DATA TO PROCESS
= Beginning of Section =

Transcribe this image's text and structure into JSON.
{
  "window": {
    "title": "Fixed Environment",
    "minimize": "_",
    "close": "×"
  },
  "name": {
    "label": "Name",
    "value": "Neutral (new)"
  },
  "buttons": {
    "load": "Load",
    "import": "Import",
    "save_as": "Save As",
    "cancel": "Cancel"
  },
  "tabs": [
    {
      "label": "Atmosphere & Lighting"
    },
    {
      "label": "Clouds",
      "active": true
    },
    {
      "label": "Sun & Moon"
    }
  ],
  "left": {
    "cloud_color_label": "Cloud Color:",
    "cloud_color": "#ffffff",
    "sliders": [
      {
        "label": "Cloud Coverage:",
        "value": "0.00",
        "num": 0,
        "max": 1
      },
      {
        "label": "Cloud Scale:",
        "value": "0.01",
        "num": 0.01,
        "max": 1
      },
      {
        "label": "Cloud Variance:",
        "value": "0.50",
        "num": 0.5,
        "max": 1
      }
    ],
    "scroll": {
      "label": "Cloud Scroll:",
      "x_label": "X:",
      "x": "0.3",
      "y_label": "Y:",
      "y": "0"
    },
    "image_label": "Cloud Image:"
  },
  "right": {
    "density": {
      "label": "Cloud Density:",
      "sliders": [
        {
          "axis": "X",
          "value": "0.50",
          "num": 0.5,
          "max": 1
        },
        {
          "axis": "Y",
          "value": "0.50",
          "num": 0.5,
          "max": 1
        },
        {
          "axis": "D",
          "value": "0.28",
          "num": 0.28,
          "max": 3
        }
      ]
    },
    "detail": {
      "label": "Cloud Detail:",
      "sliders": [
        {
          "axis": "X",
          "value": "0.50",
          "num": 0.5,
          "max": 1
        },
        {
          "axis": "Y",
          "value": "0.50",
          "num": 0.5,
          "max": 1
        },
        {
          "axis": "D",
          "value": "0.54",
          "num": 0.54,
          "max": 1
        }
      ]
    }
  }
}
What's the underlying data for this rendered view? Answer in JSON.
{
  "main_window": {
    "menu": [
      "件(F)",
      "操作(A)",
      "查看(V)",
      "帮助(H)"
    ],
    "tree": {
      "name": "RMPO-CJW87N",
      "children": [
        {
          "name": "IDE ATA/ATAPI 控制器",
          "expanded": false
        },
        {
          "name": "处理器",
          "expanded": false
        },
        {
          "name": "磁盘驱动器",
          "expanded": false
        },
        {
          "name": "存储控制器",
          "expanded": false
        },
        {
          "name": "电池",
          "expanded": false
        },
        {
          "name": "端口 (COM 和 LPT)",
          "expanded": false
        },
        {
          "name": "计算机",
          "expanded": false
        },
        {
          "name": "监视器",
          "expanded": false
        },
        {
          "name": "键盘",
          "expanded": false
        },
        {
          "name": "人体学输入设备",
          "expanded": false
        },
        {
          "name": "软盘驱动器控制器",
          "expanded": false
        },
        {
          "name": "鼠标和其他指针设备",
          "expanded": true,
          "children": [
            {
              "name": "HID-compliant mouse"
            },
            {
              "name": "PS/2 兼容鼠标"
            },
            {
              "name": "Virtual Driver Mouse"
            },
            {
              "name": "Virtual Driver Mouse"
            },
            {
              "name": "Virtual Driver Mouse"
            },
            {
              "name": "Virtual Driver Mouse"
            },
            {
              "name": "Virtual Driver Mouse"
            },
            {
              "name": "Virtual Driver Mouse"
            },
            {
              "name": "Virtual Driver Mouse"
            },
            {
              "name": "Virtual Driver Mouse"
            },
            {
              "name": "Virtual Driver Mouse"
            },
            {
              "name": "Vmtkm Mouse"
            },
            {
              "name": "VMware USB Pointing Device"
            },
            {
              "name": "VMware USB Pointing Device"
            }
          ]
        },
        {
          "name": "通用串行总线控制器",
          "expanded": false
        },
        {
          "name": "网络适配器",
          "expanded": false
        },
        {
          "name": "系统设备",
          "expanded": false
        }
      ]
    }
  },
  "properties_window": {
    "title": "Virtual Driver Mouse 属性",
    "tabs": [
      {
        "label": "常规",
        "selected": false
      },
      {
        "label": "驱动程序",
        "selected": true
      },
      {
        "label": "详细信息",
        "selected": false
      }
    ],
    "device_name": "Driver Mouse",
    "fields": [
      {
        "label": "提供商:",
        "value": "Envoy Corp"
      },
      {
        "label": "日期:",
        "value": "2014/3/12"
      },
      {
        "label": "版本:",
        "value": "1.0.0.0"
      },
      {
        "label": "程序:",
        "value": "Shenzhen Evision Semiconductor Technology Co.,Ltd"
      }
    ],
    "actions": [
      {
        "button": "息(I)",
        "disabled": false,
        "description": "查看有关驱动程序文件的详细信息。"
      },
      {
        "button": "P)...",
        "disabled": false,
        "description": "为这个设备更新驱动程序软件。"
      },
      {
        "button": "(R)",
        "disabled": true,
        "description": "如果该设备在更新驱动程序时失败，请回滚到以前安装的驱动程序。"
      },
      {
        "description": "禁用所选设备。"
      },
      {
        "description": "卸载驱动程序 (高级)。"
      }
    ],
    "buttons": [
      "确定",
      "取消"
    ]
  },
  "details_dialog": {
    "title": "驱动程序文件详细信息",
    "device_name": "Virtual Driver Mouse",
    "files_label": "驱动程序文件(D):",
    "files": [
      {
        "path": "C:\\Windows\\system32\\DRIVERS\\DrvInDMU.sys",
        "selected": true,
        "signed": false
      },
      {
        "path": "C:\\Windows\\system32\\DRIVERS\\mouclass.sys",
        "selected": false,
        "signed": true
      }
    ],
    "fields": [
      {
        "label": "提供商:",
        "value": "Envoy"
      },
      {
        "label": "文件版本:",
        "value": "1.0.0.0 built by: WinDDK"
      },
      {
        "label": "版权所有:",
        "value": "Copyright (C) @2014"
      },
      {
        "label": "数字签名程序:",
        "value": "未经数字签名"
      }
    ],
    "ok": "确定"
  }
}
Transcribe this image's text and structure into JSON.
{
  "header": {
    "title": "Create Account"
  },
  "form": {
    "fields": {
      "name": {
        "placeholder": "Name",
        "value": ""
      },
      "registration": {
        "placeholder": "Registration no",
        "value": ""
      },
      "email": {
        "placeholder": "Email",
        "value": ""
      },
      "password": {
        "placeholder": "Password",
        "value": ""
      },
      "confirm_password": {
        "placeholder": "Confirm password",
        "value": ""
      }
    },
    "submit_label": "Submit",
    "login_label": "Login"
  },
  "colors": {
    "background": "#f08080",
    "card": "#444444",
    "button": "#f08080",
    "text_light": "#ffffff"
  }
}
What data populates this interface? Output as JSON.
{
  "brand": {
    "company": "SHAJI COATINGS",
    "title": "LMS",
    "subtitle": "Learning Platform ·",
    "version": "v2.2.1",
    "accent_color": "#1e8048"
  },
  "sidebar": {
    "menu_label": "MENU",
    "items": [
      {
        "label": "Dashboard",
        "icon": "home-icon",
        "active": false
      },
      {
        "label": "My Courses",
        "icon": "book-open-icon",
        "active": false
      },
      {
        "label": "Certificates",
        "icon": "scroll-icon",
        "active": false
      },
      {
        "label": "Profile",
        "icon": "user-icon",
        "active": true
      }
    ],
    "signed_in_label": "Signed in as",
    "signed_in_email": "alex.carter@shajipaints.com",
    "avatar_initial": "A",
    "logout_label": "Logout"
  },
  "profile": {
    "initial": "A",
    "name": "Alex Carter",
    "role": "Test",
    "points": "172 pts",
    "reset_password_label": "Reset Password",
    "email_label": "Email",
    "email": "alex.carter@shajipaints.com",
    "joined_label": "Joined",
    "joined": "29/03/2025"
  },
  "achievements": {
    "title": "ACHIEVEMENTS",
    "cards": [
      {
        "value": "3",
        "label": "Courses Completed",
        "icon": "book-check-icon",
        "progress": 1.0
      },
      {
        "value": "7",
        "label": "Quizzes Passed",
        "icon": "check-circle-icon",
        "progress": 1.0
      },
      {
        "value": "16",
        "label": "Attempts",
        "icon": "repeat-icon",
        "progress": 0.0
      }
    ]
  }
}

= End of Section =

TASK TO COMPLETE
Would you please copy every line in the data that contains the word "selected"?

FINAL ANSWER
        "selected": false
        "selected": true
        "selected": false
        "selected": true,
        "selected": false,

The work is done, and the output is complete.